The lottery is a form of gambling in which players purchase tickets for the chance to win a prize. Prizes can be cash, goods, services, or even real estate. Lottery games are usually run by governments, though privately-run lotteries exist. The game’s popularity is based on the principle that the expected utility of winning outweighs the cost of purchasing a ticket.

Most states sponsor lotteries, which can be legally conducted in various ways. Each state establishes its own monopoly and a public agency or corporation to run the lottery (as opposed to licensing a private company in return for a percentage of profits). The first few years of operation generally see little change in the number of available games, but over time demand for additional options leads to a gradual increase in the complexity of available offerings.

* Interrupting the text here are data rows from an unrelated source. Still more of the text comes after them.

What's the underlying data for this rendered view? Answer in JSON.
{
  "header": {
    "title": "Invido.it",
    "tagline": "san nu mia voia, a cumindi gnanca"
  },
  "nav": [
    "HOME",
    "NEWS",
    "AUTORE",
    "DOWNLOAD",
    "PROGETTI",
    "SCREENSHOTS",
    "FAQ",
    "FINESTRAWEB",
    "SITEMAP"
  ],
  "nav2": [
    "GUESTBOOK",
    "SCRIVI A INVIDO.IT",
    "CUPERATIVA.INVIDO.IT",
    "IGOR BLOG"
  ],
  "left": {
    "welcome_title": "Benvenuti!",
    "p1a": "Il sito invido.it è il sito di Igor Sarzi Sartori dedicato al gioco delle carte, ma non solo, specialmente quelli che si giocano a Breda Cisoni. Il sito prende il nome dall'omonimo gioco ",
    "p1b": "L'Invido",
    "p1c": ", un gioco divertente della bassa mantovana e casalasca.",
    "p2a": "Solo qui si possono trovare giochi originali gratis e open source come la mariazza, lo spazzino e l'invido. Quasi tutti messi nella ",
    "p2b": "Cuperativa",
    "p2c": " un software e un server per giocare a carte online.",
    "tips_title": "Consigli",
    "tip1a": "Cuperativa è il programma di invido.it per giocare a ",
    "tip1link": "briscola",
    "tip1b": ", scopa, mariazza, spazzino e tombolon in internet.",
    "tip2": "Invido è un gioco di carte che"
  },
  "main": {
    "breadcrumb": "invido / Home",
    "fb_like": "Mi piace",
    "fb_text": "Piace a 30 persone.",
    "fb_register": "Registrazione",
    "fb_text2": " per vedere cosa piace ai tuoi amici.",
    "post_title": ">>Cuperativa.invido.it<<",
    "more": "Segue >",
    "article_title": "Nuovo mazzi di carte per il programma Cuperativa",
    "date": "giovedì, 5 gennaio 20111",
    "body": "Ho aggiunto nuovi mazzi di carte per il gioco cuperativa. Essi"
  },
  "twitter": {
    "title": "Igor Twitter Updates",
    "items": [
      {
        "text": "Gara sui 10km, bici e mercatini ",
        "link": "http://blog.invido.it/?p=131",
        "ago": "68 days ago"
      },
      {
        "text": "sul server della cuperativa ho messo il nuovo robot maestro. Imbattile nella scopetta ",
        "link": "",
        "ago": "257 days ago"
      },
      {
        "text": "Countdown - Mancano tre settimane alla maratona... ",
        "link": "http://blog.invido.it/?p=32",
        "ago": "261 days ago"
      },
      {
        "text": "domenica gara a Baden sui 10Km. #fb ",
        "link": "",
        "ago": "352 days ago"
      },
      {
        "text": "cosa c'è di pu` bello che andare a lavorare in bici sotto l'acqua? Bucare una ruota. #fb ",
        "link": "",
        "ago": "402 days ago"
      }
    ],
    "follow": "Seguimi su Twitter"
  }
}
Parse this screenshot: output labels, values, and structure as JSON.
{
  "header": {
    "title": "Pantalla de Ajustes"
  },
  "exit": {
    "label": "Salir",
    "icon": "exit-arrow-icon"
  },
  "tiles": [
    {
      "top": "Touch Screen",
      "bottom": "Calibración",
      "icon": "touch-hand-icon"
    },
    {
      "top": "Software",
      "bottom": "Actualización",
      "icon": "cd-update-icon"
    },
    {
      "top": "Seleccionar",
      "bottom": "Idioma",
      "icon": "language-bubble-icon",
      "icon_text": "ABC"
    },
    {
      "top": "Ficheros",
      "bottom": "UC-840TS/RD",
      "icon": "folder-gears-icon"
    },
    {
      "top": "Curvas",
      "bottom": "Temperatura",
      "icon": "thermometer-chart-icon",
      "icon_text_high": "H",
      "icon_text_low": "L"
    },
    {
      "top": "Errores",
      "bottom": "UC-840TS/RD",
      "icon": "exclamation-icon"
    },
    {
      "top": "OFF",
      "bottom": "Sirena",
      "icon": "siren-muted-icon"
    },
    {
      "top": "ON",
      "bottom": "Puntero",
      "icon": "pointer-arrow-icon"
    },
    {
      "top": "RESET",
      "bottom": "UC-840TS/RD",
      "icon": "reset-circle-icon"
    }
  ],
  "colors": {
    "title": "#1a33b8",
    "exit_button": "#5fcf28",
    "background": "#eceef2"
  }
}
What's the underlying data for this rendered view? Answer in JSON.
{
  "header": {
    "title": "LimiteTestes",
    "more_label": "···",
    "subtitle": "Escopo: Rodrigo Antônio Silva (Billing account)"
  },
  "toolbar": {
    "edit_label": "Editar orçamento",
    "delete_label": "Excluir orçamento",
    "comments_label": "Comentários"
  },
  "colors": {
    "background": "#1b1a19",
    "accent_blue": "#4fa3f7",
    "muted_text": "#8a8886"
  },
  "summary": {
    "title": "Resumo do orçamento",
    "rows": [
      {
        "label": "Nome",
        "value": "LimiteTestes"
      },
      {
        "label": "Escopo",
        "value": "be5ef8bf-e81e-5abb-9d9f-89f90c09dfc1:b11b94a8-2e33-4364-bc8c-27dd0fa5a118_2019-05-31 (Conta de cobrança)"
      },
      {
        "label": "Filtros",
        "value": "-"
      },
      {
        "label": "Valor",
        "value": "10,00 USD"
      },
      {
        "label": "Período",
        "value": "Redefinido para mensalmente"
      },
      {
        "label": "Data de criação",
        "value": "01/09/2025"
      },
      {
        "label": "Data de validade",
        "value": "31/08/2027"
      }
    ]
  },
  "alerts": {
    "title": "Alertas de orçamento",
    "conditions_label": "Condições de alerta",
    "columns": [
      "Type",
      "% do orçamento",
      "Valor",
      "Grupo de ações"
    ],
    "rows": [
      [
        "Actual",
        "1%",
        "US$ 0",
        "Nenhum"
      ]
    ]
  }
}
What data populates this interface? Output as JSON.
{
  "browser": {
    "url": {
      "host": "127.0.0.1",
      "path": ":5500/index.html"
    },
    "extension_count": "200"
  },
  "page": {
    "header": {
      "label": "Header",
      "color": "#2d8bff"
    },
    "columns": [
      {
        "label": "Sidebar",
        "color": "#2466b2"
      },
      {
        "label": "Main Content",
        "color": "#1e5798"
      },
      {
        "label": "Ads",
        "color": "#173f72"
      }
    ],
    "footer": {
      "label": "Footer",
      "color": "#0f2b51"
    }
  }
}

Lottery winners can choose between receiving a lump sum or an annuity payout. Choosing the right option depends on the winner’s financial goals and the rules surrounding the specific lottery.

Once a lottery has been established, debate and criticism focus on the specific features of its operations, such as its effect on compulsive gamblers or the regressive nature of its revenue stream. But these issues arise in the context of broader concerns about state policy: lotteries are often seen as a “painless” alternative to other forms of taxation, and politicians use them as a way to avoid raising taxes and cutting other spending.